This is a weird time during the Covid-19 pandemic. The natives are getting restless. More and more people are protesting the lock down and the molasses slow reopening.
I could write about that, but historians will most likely cover it in far better detail than I could–from home–watching it all unfold from afar.
I am not protesting the reopening of anything. 1. It would do me no good. I will not be working again for some time, with schools and non-essential retail both closed for the foreseeable future. 2. I don’t disagree with it. I’m terrified of this virus and what it could potentially do to my body. I’m prone to bronchitis and inflammation, so this is not something I want to mess around with. And the more I hear about it, the less I want to play Russian Roulette with my immune system.
I’ll just hunker down in the house (where I always wanted to be pre-pandemic anyway) and wait it out.
And technically, I should be happy.

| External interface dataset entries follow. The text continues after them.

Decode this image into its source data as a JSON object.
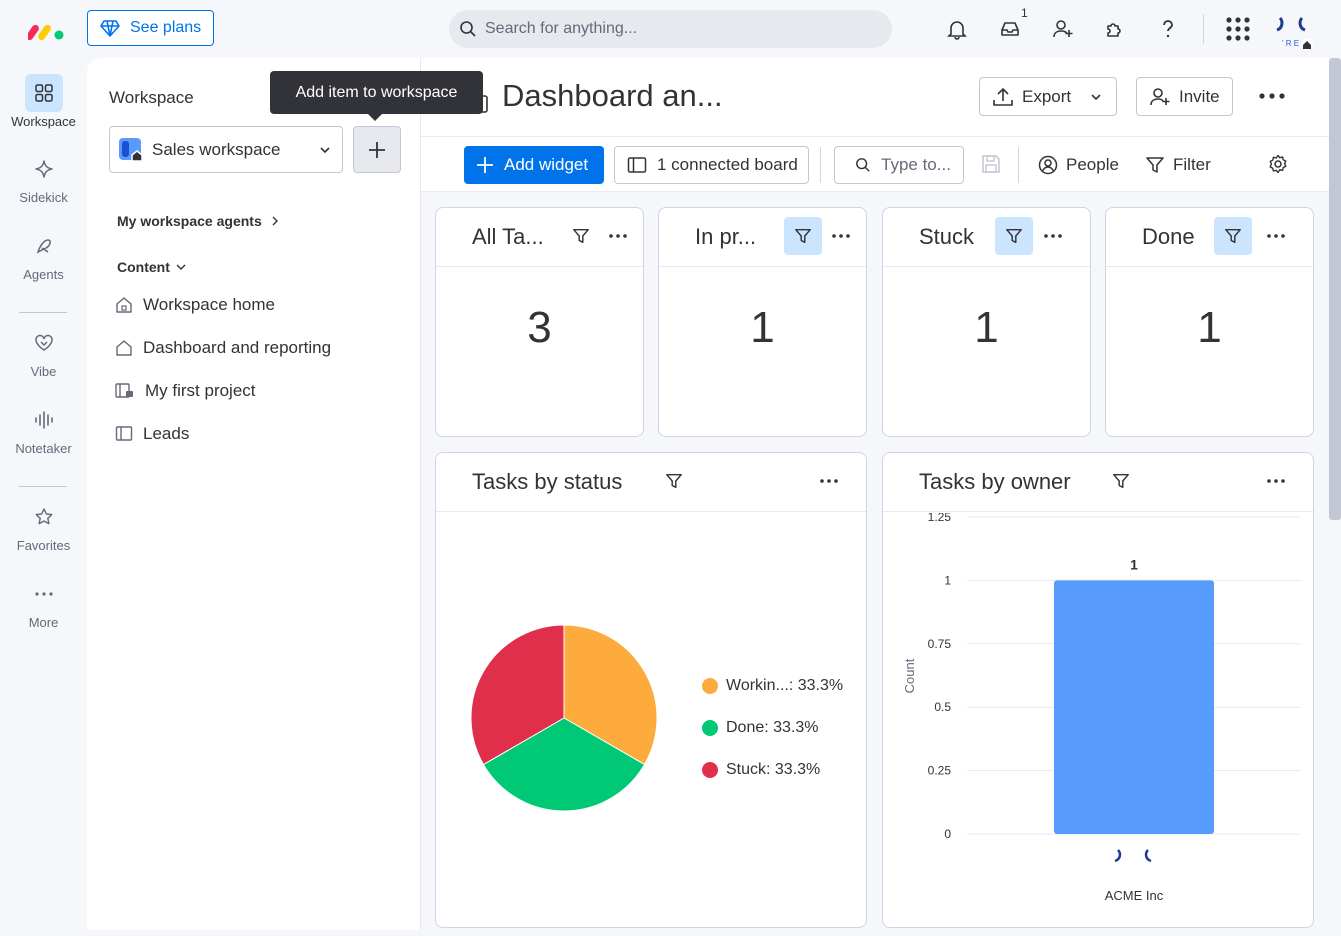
{
  "topbar": {
    "see_plans": "See plans",
    "search_placeholder": "Search for anything...",
    "inbox_badge": "1"
  },
  "rail": {
    "items": [
      {
        "label": "Workspace",
        "icon": "grid-icon"
      },
      {
        "label": "Sidekick",
        "icon": "sparkle-icon"
      },
      {
        "label": "Agents",
        "icon": "agents-icon"
      },
      {
        "label": "Vibe",
        "icon": "heart-icon"
      },
      {
        "label": "Notetaker",
        "icon": "audio-wave-icon"
      },
      {
        "label": "Favorites",
        "icon": "star-icon"
      },
      {
        "label": "More",
        "icon": "dots-icon"
      }
    ]
  },
  "workspace_panel": {
    "title": "Workspace",
    "workspace_name": "Sales workspace",
    "tooltip": "Add item to workspace",
    "agents_link": "My workspace agents",
    "content_label": "Content",
    "nav": [
      {
        "label": "Workspace home",
        "icon": "home-lock-icon"
      },
      {
        "label": "Dashboard and reporting",
        "icon": "home-icon"
      },
      {
        "label": "My first project",
        "icon": "board-lock-icon"
      },
      {
        "label": "Leads",
        "icon": "board-icon"
      }
    ]
  },
  "main": {
    "title": "Dashboard an...",
    "export": "Export",
    "invite": "Invite",
    "toolbar": {
      "add_widget": "Add widget",
      "connected_board": "1 connected board",
      "type_placeholder": "Type to...",
      "people": "People",
      "filter": "Filter"
    },
    "number_widgets": [
      {
        "title": "All Ta...",
        "value": "3",
        "filter_active": false
      },
      {
        "title": "In pr...",
        "value": "1",
        "filter_active": true
      },
      {
        "title": "Stuck",
        "value": "1",
        "filter_active": true
      },
      {
        "title": "Done",
        "value": "1",
        "filter_active": true
      }
    ],
    "status_widget": {
      "title": "Tasks by status",
      "legend": [
        {
          "label": "Workin...: 33.3%",
          "color": "#fdab3d"
        },
        {
          "label": "Done: 33.3%",
          "color": "#00c875"
        },
        {
          "label": "Stuck: 33.3%",
          "color": "#df2f4a"
        }
      ]
    },
    "owner_widget": {
      "title": "Tasks by owner"
    }
  },
  "chart_data": [
    {
      "type": "pie",
      "title": "Tasks by status",
      "slices": [
        {
          "label": "Workin...",
          "value": 33.3,
          "color": "#fdab3d"
        },
        {
          "label": "Done",
          "value": 33.3,
          "color": "#00c875"
        },
        {
          "label": "Stuck",
          "value": 33.3,
          "color": "#df2f4a"
        }
      ]
    },
    {
      "type": "bar",
      "title": "Tasks by owner",
      "categories": [
        "ACME Inc"
      ],
      "values": [
        1
      ],
      "data_labels": [
        "1"
      ],
      "ylabel": "Count",
      "ylim": [
        0,
        1.25
      ],
      "yticks": [
        "0",
        "0.25",
        "0.5",
        "0.75",
        "1",
        "1.25"
      ],
      "bar_color": "#579bfc",
      "grid": true
    }
  ]
}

Jeremy is still working (and working from home until mid-July, at least). We have shelter over our heads, food in our fridge, good health insurance, and I’m one of the lucky ones in New York whose unemployment benefits are being paid. The boys are here, and we’re all together. Cases in this area are rising somewhat, but the number of local cases hasn’t overwhelmed local hospitals, and I wouldn’t call this area a hotspot. It’s safer than a lot of places right now.
So, rationally speaking, I am fine. And if this were a normal time, I could use this time to be so productive. Everywhere I look, I see projects I now have the time to tackle. It would be awesome.

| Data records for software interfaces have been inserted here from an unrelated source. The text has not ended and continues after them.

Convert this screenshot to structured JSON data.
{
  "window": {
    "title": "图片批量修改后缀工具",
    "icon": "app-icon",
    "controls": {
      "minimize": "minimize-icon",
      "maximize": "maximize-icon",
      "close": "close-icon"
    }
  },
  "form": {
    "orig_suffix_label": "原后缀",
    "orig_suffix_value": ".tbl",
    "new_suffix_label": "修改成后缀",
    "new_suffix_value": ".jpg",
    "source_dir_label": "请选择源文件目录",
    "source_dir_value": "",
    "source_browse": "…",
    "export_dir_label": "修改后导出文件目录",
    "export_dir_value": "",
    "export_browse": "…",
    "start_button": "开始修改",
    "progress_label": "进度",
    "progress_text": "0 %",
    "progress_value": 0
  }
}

But my brain disagrees. It perceives that I am in danger–a danger it cannot see or predict–and therefore all systems– flight/fight/adrenaline/cortisol–are cranked to 10.
I can’t shake this constant mental restlessness, the need to stay vigilant, the total inability to relax. Now, confronted with all these options, my brain just flat out will not cooperate. I have no attention span. I can’t lose myself in anything. It’s like my brain has literally raised the floor, minimizing the space in which my mind can hunker down. Where once I had three floors and a basement, now I’m trapped in the attic. Forget big, involved tasks. Cleaning the basement, organizing the attic, revising my novel, writing a new novel, even reading a book.
My brain says “no, thank you” and steers me toward shorter, less time involving tasks. Things with one step or, at most, two. Things that require no concentration. Emptying the trash. Cleaning the stove top. Brushing the cat.
I’m no neurologist, but I think my brain is saying, “Let’s not get too distracted. The shit can hit the fan at any moment. So best be on guard and vigilant at all times.”
Jeremy and I check in with each other pretty much daily. We are constantly asking each other “Are you okay?” “Anything I can do to make this easier for you?”
I was telling him how I don’t like my brain right now. I can’t get comfortable and it’s unlike me to have no focus. I am a focused person. Historically, when I’ve lost myself in a task, I really lost myself. I don’t recognize myself in this disorienting mental landscape. It reminds me of the depressive brain fog I was in post-divorce. Like a cloud of ether hung around my head, when life became a disorienting haze. I would really rather avoid that place again, if I can.
He was trying to understand my mental state, when I came up with the perfectly analogy to describe why it feels like it does right now.
Imagine you are in a jungle with a group of people, and somehow you get separated from the group and lost in the jungle. You know they will eventually find you and lead you out of the jungle. But you also know that in this jungle, there are poisonous plants, venomous snakes, crocodile infested rivers, and predatory animals that can kill you. The safest thing for you to do is find shelter, hunker down, and wait for rescue. You have a backpack of supplies. Plenty of food. Plenty of water. And a book.
It may be a while until your group finds you. You might pass the time more pleasurably by reading. Do you read? No, you don’t. You stay alert. Listening for approaching sounds. Staying vigilant. Constantly assessing your safety.
You probably couldn’t read even if you wanted to. And your mind would amplify every leaf rustle, cracking twig, and bird call, amping up your adrenaline, and making it difficult to even sit and wait.
I think that’s where we all are now, collectively.
We are all sitting in a hostile jungle, waiting for rescue.